In this section, Lauren Huang, a student in the course, shares how the different components of 21H.343J / CC.120J Making Books: The Renaissance and Today worked together, and how she hopes the course will develop in future iterations.
How the Components of the Course Worked Together
21H.343J / CC.120J Making Books: The Renaissance and Today involved several components, including readings, exploring rare books, and building a printing press. The readings and MIT's Rare Books Collection worked hand-in-hand to provide the background for the course. The readings, and the discussions we had about them in class, outlined the history of printing, and the influence that those printed works had on their contemporaries. The readings also introduced the development of the new printing techniques, some of which we were able to see in the books we handled. It was cool to see the techniques that went into printing a book: printing and cutting the folios, the double printing to add red lettering, the elaborate woodcut headers and illustrations. Being able to see books from the Rare Books Collection meant that we could compare manuscripts and printed books with our own eyes and physically feel the differences in the paper compared to the parchment.

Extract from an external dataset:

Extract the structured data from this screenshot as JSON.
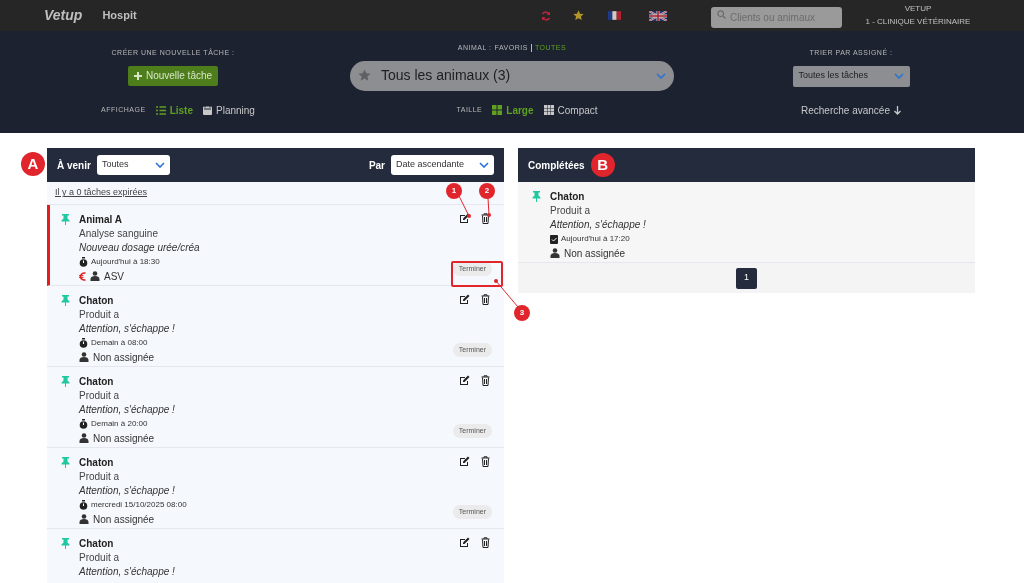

While the printing press we built was considerably more ‘modern’ in its design and in the techniques we used to put it together, it highlighted the biggest challenges people would have had in creating the first printing presses.
— Lauren Huang
The hands-on building of the printing press provided a very different perspective. While the printing press we built was considerably more “modern” in its design and in the techniques we used to put it together, it highlighted the biggest challenges people would have had in creating the first printing presses. Importantly, the experience of building the press meant I learned new woodshop skills and ideas about design instead of unanchored facts about printing and presses.
At times, it seemed to be challenging to logistically juggle the different components of the class. Since only a few people could be in the MIT Hobby Shop working on the press at once, we swapped places every few weeks. I suspect this problem will continue to happen, as there’s only one press available for the class. Having more than one professor was very helpful because we were able to split the class. Maybe limiting the size of the class could eliminate that problem, but I think it worked out okay. It was weird not to see half of the class very often, but it was also nice for people to make progress on the press while the other students were in the classroom.
Ideas for Future Iterations of the Course
I hope that in future iterations, the class will continue to include interactions with rare books and hands-on experiences working with the press. In particular, I hope that future students will be able to do a lot of handset printing! While it might not grow into a fully-fledged print shop, I think it would be cool to try out some of the fancier printing techniques, such as double printing. A lot can be done with the homemade paper to make it more consistent with the paper we see in the rare books. Also, book-binding would be great to include in the class! Perhaps future classes will finish by creating a printed book. I also think the discussions about the readings were more effective than the traditional “read a chapter and test facts” approach to teaching, and I hope the instructors will continue to structure the course in such a way that it remains discussion-based.